The weather has warmed and on neighbourhood streets throughout North Vancouver local kids can often be seen manning pop-up lemonade stands where they are selling their homemade versions of the sour and sweet thirst quencher. For students in Johneen Harris' grade four/five class at Boundary Elementary School, however, their lemonade stand efforts took on additional meaning this year.
"We were thinking it might not make a difference because we wouldn't raise enough money, but when we joined together with the other groups in our class we actually could make a difference. We raised enough money to help build a well," said Ireland Carlson, grade 4 student, Boundary Elementary.
Ireland and her two classmates, Aislin Parusel and Isabel Creighton, were one of six groups who decided to sell lemonade for a class project focused on water. Harris first did lessons with her students about issues related to water, such as access to fresh drinking water, water conservation, and pollution. Students were then able to select any topic related to water they wanted and create an action project out of their topic – they needed to do something to take action, raise awareness, or provide aide to solve a problem they identified related to water.
"By taking an action-project approach, my class was able to combine various curricular areas such as science, social studies and English. Furthermore, students were able to use all the core competencies (social responsibility, communication and thinking skills) in a real-life situation. Core competencies are groups of intellectual, personal, and social and emotional proficiencies that all students need to cultivate in order to engage in lifelong learning and are an important part of the new BC curriculum," said Harris.
Students were able to embrace their creativity as they selected not only their topic, but also how to address the issues they identified and how to present their learning. For the six groups that undertook lemonade stands this was their method for raising money to support clean drinking water in developing nations, which was the problem they identified. Collectively, the groups raised $268.00; nearly enough money to build a well in Africa through Unicef.

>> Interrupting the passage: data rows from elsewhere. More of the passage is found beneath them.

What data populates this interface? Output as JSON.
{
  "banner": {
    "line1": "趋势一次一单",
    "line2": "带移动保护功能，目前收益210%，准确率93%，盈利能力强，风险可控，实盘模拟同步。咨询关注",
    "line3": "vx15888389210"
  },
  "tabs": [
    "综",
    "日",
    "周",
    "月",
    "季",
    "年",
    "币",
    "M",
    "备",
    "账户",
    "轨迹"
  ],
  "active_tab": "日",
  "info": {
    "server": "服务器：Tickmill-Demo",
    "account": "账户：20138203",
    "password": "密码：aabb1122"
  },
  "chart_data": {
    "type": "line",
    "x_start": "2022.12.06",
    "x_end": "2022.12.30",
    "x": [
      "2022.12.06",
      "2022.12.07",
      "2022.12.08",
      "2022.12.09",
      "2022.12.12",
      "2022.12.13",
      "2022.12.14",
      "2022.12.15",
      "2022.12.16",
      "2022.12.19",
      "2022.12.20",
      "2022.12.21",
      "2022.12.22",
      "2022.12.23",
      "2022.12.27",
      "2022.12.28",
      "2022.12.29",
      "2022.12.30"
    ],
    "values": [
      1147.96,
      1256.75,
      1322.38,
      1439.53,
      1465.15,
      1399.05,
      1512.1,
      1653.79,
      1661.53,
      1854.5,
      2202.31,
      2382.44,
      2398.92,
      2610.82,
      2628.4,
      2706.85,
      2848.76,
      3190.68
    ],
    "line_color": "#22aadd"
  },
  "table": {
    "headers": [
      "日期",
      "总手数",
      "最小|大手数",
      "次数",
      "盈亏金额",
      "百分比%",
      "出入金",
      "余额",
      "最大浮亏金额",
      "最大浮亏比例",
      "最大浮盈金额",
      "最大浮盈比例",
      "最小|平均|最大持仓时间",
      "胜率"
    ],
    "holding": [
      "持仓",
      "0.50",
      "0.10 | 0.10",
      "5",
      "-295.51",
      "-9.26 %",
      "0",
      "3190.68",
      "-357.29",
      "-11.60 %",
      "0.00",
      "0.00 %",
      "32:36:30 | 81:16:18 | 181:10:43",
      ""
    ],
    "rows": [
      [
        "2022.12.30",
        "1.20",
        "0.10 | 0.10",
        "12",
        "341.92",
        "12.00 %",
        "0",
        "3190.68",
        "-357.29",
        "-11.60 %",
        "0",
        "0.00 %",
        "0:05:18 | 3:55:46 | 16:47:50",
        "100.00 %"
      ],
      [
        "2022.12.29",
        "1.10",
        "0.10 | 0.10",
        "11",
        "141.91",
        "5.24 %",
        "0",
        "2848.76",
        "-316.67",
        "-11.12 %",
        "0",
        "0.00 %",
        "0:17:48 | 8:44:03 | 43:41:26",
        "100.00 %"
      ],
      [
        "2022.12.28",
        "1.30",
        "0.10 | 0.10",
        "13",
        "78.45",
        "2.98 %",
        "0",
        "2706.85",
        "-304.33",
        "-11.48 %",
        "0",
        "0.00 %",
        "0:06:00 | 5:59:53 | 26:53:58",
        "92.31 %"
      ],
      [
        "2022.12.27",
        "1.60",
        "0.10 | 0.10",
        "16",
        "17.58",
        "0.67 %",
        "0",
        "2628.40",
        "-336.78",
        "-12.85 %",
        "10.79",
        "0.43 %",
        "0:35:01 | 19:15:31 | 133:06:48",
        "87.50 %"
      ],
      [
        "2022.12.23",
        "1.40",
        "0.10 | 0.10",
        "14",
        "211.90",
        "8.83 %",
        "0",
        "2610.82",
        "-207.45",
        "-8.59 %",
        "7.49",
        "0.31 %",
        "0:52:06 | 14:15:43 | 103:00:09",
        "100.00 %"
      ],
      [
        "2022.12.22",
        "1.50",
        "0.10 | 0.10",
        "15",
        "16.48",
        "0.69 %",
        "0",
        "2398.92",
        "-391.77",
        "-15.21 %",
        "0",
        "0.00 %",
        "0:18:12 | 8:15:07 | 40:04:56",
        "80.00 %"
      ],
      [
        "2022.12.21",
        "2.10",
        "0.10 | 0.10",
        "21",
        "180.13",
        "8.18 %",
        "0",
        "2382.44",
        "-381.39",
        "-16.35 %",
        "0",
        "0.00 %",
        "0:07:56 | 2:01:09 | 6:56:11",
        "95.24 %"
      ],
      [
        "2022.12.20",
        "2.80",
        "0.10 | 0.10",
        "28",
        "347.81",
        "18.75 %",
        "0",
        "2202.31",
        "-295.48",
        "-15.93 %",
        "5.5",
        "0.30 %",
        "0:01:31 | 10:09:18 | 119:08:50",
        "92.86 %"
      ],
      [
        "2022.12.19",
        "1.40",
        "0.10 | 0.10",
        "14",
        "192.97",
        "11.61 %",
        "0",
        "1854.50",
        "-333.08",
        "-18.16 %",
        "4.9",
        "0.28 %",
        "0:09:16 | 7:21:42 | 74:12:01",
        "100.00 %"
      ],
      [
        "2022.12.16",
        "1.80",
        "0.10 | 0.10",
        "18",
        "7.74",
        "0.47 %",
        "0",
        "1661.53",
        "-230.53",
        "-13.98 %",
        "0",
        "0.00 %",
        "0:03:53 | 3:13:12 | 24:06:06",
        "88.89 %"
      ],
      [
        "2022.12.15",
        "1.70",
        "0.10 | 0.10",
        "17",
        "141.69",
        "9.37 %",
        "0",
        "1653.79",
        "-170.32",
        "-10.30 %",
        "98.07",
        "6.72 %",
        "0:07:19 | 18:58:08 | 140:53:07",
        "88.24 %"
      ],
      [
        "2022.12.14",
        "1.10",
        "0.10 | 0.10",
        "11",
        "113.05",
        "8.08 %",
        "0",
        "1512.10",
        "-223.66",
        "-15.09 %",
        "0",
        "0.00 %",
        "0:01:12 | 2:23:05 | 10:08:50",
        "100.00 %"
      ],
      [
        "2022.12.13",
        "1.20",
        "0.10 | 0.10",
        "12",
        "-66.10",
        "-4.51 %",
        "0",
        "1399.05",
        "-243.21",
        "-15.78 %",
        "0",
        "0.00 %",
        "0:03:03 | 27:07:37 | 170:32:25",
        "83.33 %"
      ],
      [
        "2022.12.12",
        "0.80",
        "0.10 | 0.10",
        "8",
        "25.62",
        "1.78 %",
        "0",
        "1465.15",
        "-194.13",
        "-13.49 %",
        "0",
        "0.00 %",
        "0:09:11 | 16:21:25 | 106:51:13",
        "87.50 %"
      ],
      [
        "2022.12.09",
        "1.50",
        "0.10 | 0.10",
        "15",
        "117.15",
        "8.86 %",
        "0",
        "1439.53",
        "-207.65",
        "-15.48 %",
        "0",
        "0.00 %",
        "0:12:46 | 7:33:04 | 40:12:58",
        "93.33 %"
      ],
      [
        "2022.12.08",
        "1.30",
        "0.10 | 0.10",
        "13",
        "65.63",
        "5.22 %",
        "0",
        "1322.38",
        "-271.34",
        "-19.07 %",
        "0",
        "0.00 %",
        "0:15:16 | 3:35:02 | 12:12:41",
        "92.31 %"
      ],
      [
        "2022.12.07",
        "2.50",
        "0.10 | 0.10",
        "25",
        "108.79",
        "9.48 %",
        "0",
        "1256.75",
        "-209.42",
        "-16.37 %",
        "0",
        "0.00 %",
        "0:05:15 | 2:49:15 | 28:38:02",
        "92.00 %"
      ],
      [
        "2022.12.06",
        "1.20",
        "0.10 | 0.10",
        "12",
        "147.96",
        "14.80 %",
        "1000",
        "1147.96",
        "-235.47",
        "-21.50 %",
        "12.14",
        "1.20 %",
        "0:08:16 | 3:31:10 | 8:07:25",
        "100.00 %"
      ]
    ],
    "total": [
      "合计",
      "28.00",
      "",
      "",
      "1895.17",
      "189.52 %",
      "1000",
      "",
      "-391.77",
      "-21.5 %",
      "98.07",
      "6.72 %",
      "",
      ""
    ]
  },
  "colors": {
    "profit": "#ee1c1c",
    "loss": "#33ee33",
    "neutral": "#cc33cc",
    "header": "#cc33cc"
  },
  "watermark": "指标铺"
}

Another group of students who chose clean drinking water as the focus of their project decided to place their attention on access to drinking water in Canada. They identified that many Aboriginal communities in our country do not have clean drinking water.
"Water is a human right. It's unacceptable that Canadians don't have clean water. It's just bad," said Asher Weinrauch, grade 4 student.
To tackle this issue, Weinrauch and his partner Caden Westie-Hammond researched how to create homemade water purification systems. They then built a water filter from rocks, sand, activated charcoal, cotton swabs and a coffee filter. Their completed product was quite effective. Based on their efforts, the students suggest that clean water can be provided in cost effective ways to all Canadians by implementing simple purification systems in Canadian communities that currently lack clean drinking water.
For Oliver Webber-Harding, Rhys Nester and Caden Allen, they took a community awareness approach to their project. They created a PowerPoint presentation about water conservation and pollution that they then presented to classes in their school.
"We wanted to introduce students to water pollution to spark some awareness and to get them thinking about how they can help," said Allen, grade 4 student.
Their presentation incented a lot of questions from other students, and students could even be heard at recess talking about the presentation. From their research, Webber-Harding, Nester and Allen also decided to embark on efforts to have the vending machine at the school removed. The vending machine generates lots of waste, so the students wrote a letter to the school principal and to teachers suggesting that the vending machine be removed. The students argued that removing the machine would be better for the environment, create healthier students and staff, and result in less work for the office. Staff voted unanimously to remove the machine from the school.
"I don't think elementary schools need vending machines – they need water," said Webber-Harding, grade 4 student.
The students also have future aspirations of trying to raise funds to have a water-bottle refilling station installed at the school.
"Overall, I think my students learned a lot from this project. We covered a vast amount of curricular content, while igniting a passion for helping make the world a better place and teaching basic life skills such as communication and collaboration. It's hands-on, real-life learning such as this that sticks with students and carries them forward. Who knows, maybe one day these kids will be involved in working with natural resources," said Harris.